Secretary of State Paul Pate today said it was no surprise to him when federal officials last Friday “confirmed” Iowa’s voter registration system was “targeted by a Russian entity” before the 2016 election.
Pate told Radio Iowa his office informed the U.S. Department of Homeland Security last year of the hack attempt.
“That’s how they really knew it — because we reported it to them,” Pate said, adding an “alarm” went off in Iowa’s system when the attempt was made. “When we have bad actors, we share those names with both our state and federal experts in the homeland security area, so they were just getting around to calling the 21 states and letting them know that we were one of those.”
Pate said Iowa’s voter registration system “has not been compromised.”
“The good news is we repelled their attack as we do thousands of others every day,” Pate said during a phone interview earlier this afternoon.

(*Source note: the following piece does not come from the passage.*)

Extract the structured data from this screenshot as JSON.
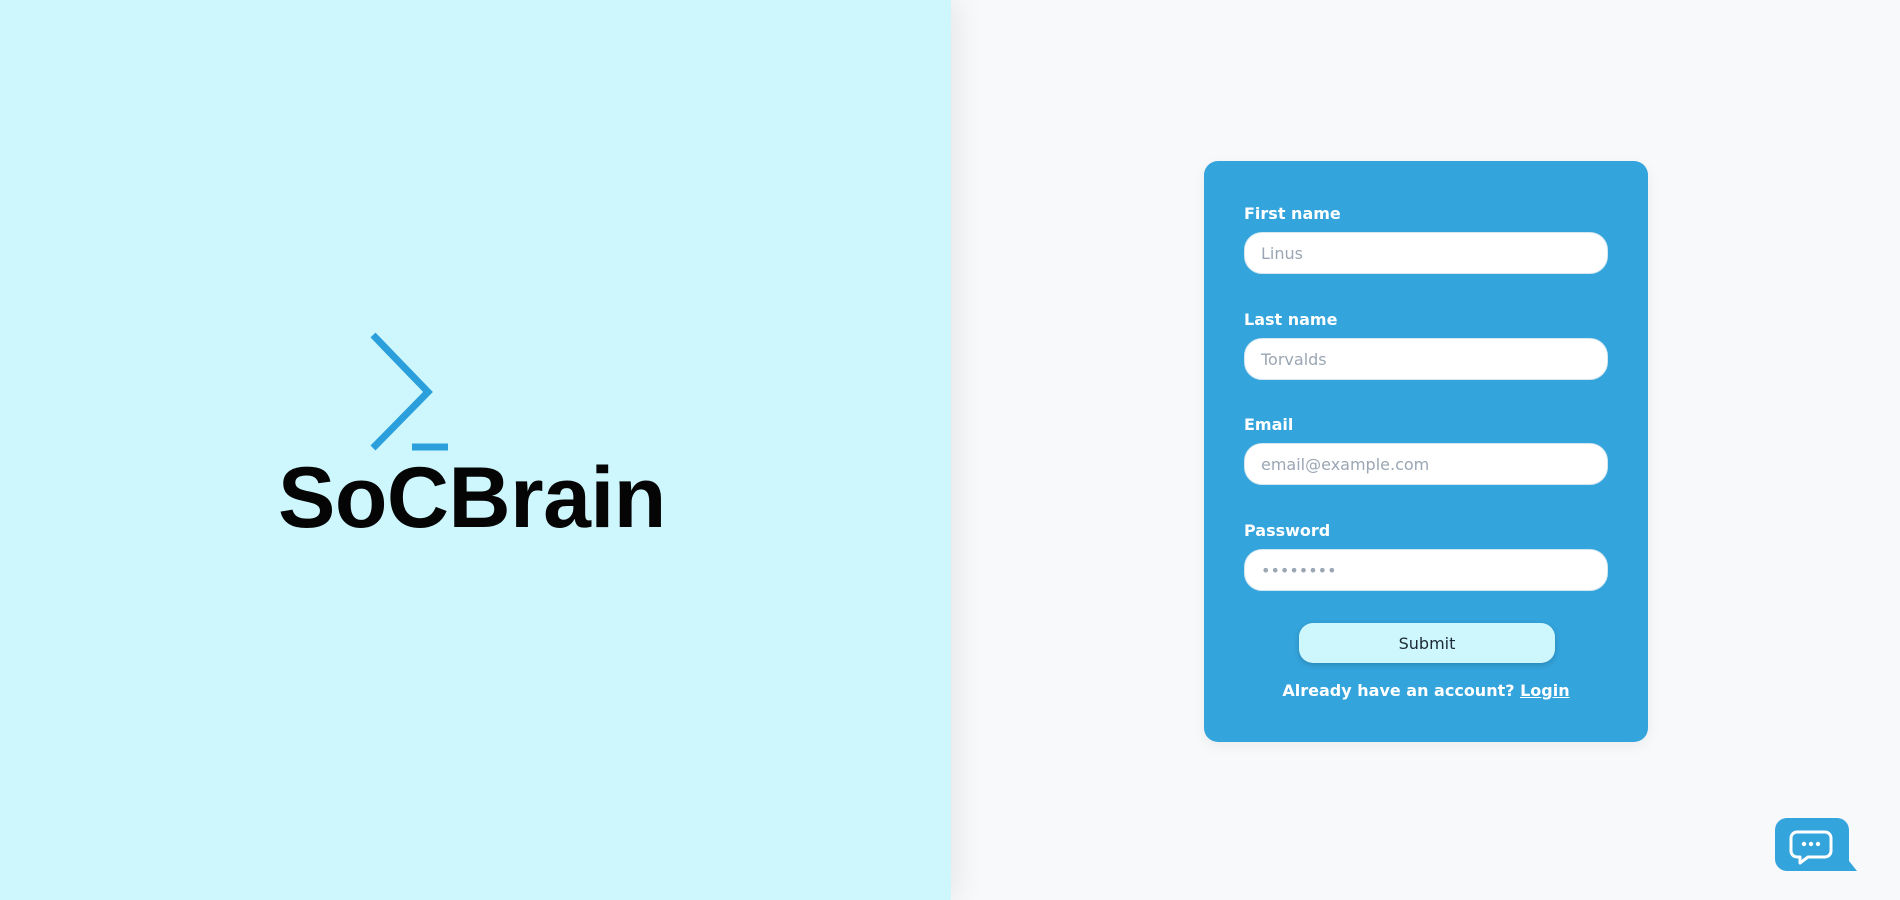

According to Pate, the state’s chief technology officer has indicated there are about 600,000 hacking attempts every day that are directed at the State of Iowa’s websites.
“Most of these hackers and even the foreign governments are looking for the low hanging fruit,” Pate said. “They’re going on to the more public websites, thinking they can find a window or door to get into the more sensitive material and we don’t do it that way. If you go into our website, you can hack all you want. The worst you could do is change some phrasing around, maybe, in my website, but you’re not going to access any of our voter data or any of our business files, so that’s why they aren’t successful, frankly.”
However, Pate said he plans to remind legislators it’s important to spend money upgrading the technology so state officials can stay one step ahead in what Pate called “this cloak and dagger game.”
Photo courtesy of the Secretary of State’s office.